Eventually there comes a point in every website's life, when it leaves the safe haven where the developers gave it life, and it gets handed off to the client. At which point it becomes up to one or a bunch of non-developers to make sure the sites content is updated correctly.
As a developer you must walk a fine line between giving total control to the client and possibly letting them destroy their own website, or not giving them enough, which could result in an unhappy client. There are many choices to make: allowing clients to modify the navigation, be able to add their own pages, the ability to change the presentation of textual data, to name a few.
In this post I’m going to go over the ways in which you can allow clients to modify their websites text data. There is no right or wrong choices here and every client is different. It is up to you to choose the option that best fits their needs while keeping the look of the website in tact and keeping your clients from breaking the layout.
How Much Control?
I cannot really think of any reasons why your client might need access to everything in their site. The more rope you give them, the greater the chance they will hang themselves. Not to mention it actually takes you more work to make everything accessible to them. So as a general rule I would say it is best to limit what a client can do on the backend. If they don’t specifically ask for something, don’t give it to them. Simple Enough. Let them have a Super Admin account but for individuals the less they can access the better.
For textual content this holds especially true. There are a number of WYSIWYG editors for ExpressionEngine:
To name a few. Sorry if I neglected to mention others, I know there are a lot out there.
ExpressionEngine of course also has it own Text Formatting options: None, Auto BR, and XHTML.
What to Choose
Knowing which to choose depends on how much control you want to give to the client. By this time you are getting ready to hand off the site you should have a good idea how competent the client is.
Client A) Do you receive emails from them in comic sans? The text content they supplied you with, is it filled with bold text, exclamation points, all capital letters, multiple fonts, etc. If the client thinks he/she is a designer then you probably want to keep them on a very short leash.
- Don’t use a WYSIWYG editor.
- Remove the Bold and Italic from the Default HTML Buttons on your Channel Fields.
- Break the content down into smaller Channel Fields with the Text Formatting set to None when possible.

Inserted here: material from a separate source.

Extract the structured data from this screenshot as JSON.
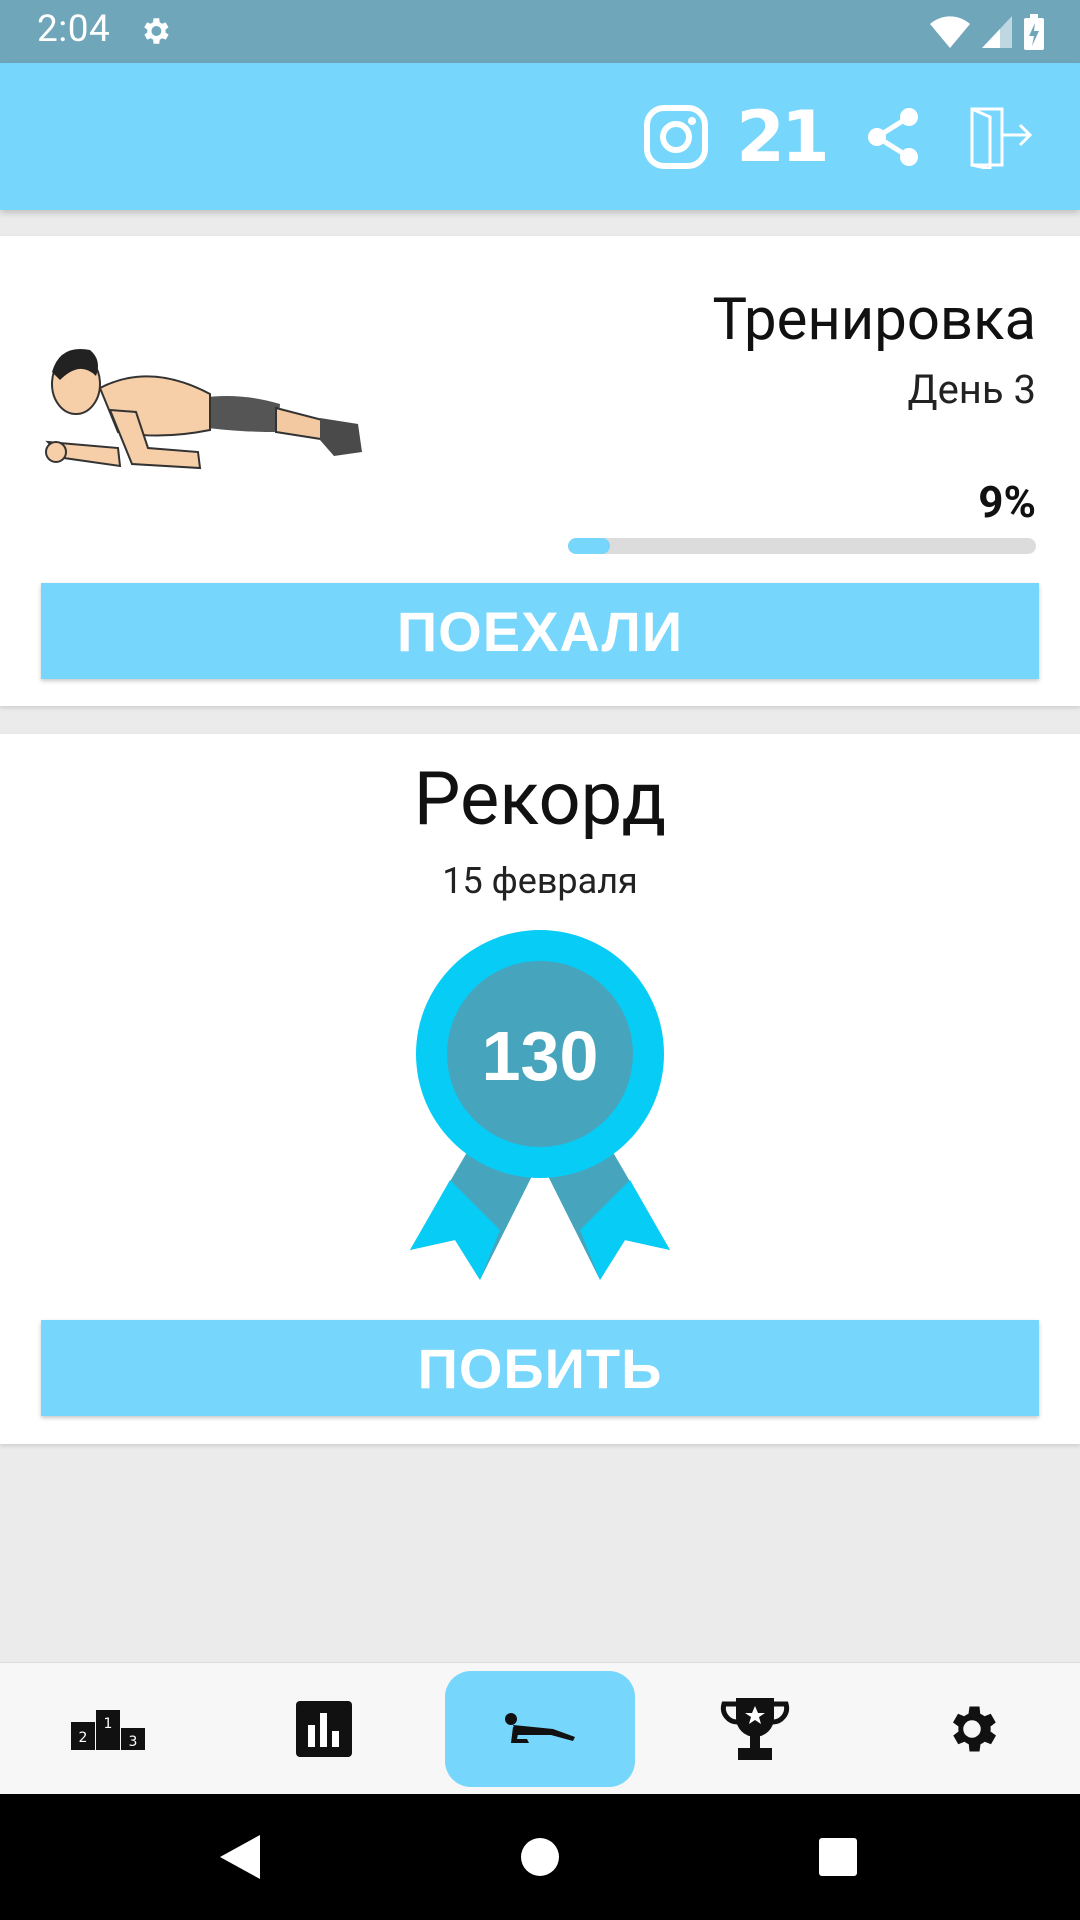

- All text styles should come from your stylesheet
- Embed any content in the Templates you can that you think will not be updated.
Client B) The client has no HTML knowledge but needs to be able to create and edit complicated entries with lists, tables, floated Images etc.
- This one is going to require a WYSIWYG editor, Matrix will probably also be another essential add-on.
- Remove every font styling option from the WYSIWYG editor. Your CSS file should be all they need.
- Make your Channel Fields flexible and leave plenty of instructions in the Instructions.
- This client is going to need some extra time to teach them how to create content, bill accordingly.
Client C) You. Whether it is your own site or you are doing work on a client’s site, you will often be one of the people dealing with site content.
- Make sure to set up the SuperAdmins Publish layout to something that is productive.
- Add your own Default HTML Buttons to save you time on writing common elements.
Of course there are many other client types out there who will all need their own special setup.
Cleaning Up the Publish Screen
By default ExpressionEngine doesn’t hide anything, but you will definitely want to hide many of the options and present the rest in a way that will makes creating content easy for the client. The same general rule applies, if they don’t need to use it don’t let them. This goes for SuperAdmins accounts as well. If you are not using categories in a Channel simply turn them off on the Publish screen.
Everyone has their preferences, but for me if there are less than ten custom fields being used for a given Channel, I move them all to the main Publish tab and delete all the other tabs. That or leave one secondary tab for the miscellaneous stuff. Any Channel Field that the published needs to use on every single entry should be located on the main Publish tab. Which means Date or Category fields need to be moved over if they are going to be used. Don’t make your clients click through tabs to find the field they need and don’t confuse them with options that aren’t being used.
In Part 2 I’ll go over the options for creating editable navigation and allowing clients to create new pages.